Toshio Shibata at Polka (Booth F13) and Ibasho (Booth F7)
Known for his large-scale photographs of man-made constructions within nature, the Japanese photographer is showcased at two galleries through smaller works. Often focusing on bridges or waterways, Shibata purposefully crops into the frame, eradicating skylines, so all sense of perspective is lost and the landscape becomes an abstraction of itself.
Siân Davey at Michael Hoppen Gallery (Booth C1)
With over 15 years experience as a psychotherapist, the MA graduate, Siân Davey has an innate ability to tap into the emotions and developmental nuances of becoming an adult. Just announced as one of 10 winners of the Magnum Photos and Photo London Graduate Photographers Award 2017, a selection from Davey’s series Martha that reveal the changing world of her teenage stepdaughter is presented at Michael Hoppen’s booth.
Claudio Bertoni at Ekho Gallery and CF-LART (Booth F11)
The Chilean poet and artist is exhibiting works from his ‘Ephemeral Sculptures’ series. Leant against the floor of Ekho Gallery and CF-LART’s joint booth are three framed photographs from the series that feel like contemporary Instagram snapshots, but are in actual fact poetic compositions of fleeting daily activities from the late 1960s.
Caio Reisewitz at Van der Mieden Gallery (Booth C9)
Most recently the leading Brazilian photographer’s practice has focused on the rapid change to Brazil’s urban and rural landscape. Based in and around Sao Paulo, Reisewitz‘s vivid photomontages comment on the loss of dense forest surrounding the megatropolis due to economic advancement.
Harry Gruyaert at Fifty One (Booth F8)
A pioneer of colour photography and avid cinema-goer, the Belgian Paris-based photographer is known for his images of India and Egypt. At Photo London however you can see cinematic works of his that feature in his new publication It’s not about cars, which he’ll be signing on Friday May 18 between 2pm and 3pm.
Michael Wolf at Flowers Gallery (Booth F4)
Michael Wolf’s Tokyo Compression series is beguilingly beautiful, and a complete contradiction when you think his subject matter are the cramped conditions of the Tokyo underground. Shortlisted for this year’s Prix Pictet prize, the German photographer transforms the confined daily commute many of us can relate to, into evocative portraits.
Jimmy Nelson at Bryce Wolkowitz Gallery (Booth C8)

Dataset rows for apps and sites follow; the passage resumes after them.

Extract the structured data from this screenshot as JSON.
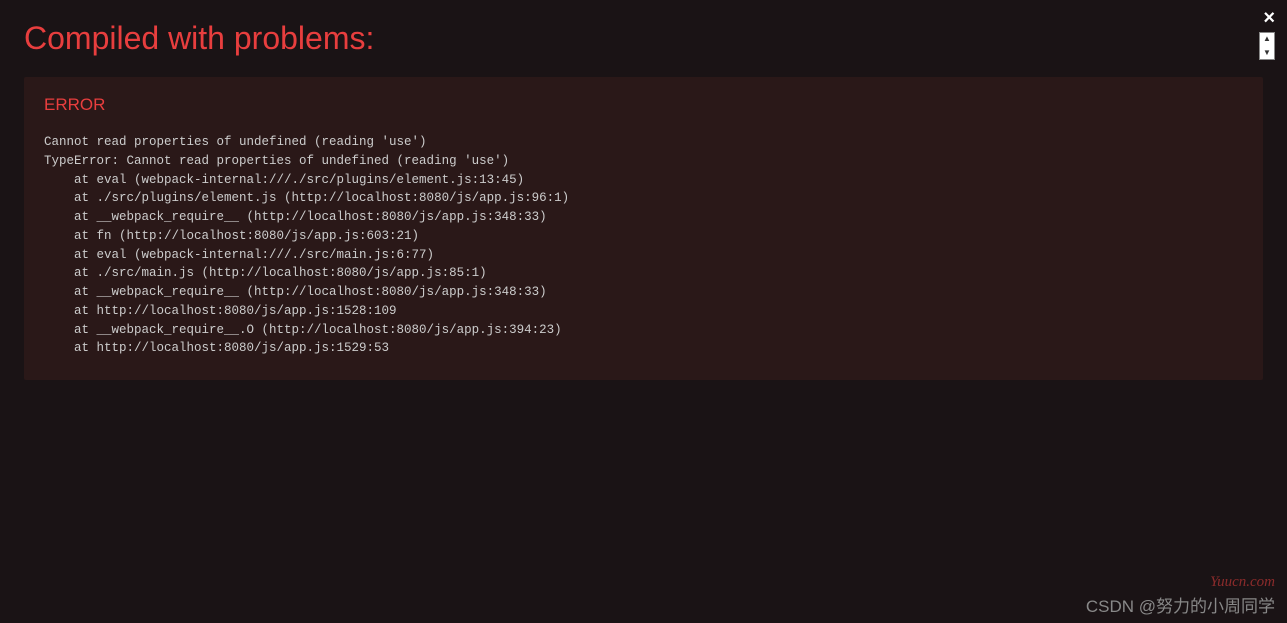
{
  "header": {
    "title": "Compiled with problems:"
  },
  "error": {
    "heading": "ERROR",
    "trace": "Cannot read properties of undefined (reading 'use')\nTypeError: Cannot read properties of undefined (reading 'use')\n    at eval (webpack-internal:///./src/plugins/element.js:13:45)\n    at ./src/plugins/element.js (http://localhost:8080/js/app.js:96:1)\n    at __webpack_require__ (http://localhost:8080/js/app.js:348:33)\n    at fn (http://localhost:8080/js/app.js:603:21)\n    at eval (webpack-internal:///./src/main.js:6:77)\n    at ./src/main.js (http://localhost:8080/js/app.js:85:1)\n    at __webpack_require__ (http://localhost:8080/js/app.js:348:33)\n    at http://localhost:8080/js/app.js:1528:109\n    at __webpack_require__.O (http://localhost:8080/js/app.js:394:23)\n    at http://localhost:8080/js/app.js:1529:53"
  },
  "watermarks": {
    "brand": "Yuucn.com",
    "attribution": "CSDN @努力的小周同学"
  }
}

Concerned with capturing indigenous cultures that are starting to disappear, Jimmy Nelson’s practice blends documentary photography with an elegant, artistic flair. His portrait of holy men who have renounced worldly pursuits and rely on the charity of others is a fascinating cultural record of a remote community.
Peter Mitchell at Galerie Clémentine De La Féronnière (Booth F10)
Take a trip down memory lane with Peter Mitchell’s brilliantly frank, often deeply serious photographs of a bygone era. Gaining recognition fairly late in life, Mitchell’s works on show at Galerie Clémentine De La Féronnière were made considering how an extraterrestrial would see Leeds, the main muse of his ‘s forty-plus career.